Let us pursue greatness in our physical lives, but especially in our spiritual lives!
Some reasons to praise and thank God:
1. Amazing Grace
2. Butterfly kisses from my daughters
3. Hope for eternity
5. Real kisses from my wife
6. Sons welcoming me home
7. Home cooked meals with family, especially Thanksgiving
8. Laughter and wine
9. Beethoven and Third Day
10. Amazing Grace
How to Train Your Dragon is released, and it looks like another creative, entertaining work from the movie geniuses at Dreamworks. I haven’t watched it yet, however, I’m already enjoying the commentary on the movie. I’m increasingly finding that the commentary and controversy surrounding new movies is quite often much more interesting and entertaining than the movies themselves. The commentary thus far on How to Train Your Dragon is enjoyable and provoking, for example, see here and related article here.
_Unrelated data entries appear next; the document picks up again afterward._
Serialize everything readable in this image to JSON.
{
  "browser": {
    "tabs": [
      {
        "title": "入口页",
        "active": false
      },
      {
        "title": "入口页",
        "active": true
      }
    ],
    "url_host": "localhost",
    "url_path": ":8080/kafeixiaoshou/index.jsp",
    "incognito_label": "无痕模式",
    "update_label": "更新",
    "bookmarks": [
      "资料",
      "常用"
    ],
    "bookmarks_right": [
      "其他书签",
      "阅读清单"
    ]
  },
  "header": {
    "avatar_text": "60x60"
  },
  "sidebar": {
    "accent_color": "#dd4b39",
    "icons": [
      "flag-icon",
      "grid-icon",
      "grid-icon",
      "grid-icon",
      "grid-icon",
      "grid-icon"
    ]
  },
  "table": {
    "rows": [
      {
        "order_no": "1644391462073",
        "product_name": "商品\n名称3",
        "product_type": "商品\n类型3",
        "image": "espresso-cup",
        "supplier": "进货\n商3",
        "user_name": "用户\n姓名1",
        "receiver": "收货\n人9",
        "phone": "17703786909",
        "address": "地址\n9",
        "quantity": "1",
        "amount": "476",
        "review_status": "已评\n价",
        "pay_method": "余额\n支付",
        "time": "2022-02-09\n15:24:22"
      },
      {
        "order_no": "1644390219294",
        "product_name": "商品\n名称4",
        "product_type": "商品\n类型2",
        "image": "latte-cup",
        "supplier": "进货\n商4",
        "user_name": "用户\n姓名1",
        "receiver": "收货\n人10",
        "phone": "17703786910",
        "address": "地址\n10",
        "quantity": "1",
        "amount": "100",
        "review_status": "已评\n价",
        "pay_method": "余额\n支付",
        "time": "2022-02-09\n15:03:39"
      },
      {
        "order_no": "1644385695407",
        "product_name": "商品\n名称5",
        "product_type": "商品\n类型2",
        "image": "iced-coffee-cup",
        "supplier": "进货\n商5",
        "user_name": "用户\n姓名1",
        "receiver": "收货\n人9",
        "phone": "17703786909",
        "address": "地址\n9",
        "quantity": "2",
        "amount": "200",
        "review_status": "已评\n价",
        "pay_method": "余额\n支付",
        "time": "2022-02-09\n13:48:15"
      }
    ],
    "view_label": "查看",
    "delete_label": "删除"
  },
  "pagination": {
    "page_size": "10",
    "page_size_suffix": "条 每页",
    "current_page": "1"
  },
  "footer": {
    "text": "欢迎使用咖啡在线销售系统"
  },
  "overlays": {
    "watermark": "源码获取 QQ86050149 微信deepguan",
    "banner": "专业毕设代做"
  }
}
The criticism being raised is that the work reflects the increasingly popular worldview that good and evil is a myth, or at least evil is; there are only misunderstandings and unfortunate circumstances. Some new age systems of thought posit that evil is a fiction. Moral (and existential) nihilism is also a natural fruit of scientific materialism, the worldview that has held our cultural and moral elite for the better part of a century now. Regardless, How to Train Your Dragon looks like clean, fun entertainment and I look forward to seeing it with the family.
I refused, however, to see Avatar. I became of bit of a pariah when I let it be known to co-workers and extended family that I was boycotting Avatar, or at least boycotting paying theatre rates. One person even commented that I must be hateful if I refused to watch it. The most common comment was that I needed to stop thinking about what the movie might mean and “just enjoy it.” Everyone said it takes cinema to an entirely higher level of performance. Problem is, I don’t think I could enjoy it. Avatar plays a special effect symphony with my list of peeves: corporations are evil; military veterans as psychopaths; European descendants as psychopaths but indigenous and primitive people as enlightened; new age/Gaia as prevailing religion, and finally, non-humans “winning” by killing lots of humans. Aside from the last element of aliens prevailing over humans (a new yuck), each of the rest are worn, left-wing prejudices and standard fare to some degree in most movies, but it’s not typical for them all to show up at once in the same non-satire flick. Two thumbs down says the critic who hasn’t seen it.
UPDATE: We’ve now seen HtTYD … Make sure to see it in 3D. We didn’t. Cute. Criticism is valid. Cute and fun story (except the vikings sounded too much like Shrek), however the moral was the story is that if we take the time to get to know and understand our enemies, we can probably be friends. Sometimes that’s true. In the case of real life dragons, however, it’s dangerous.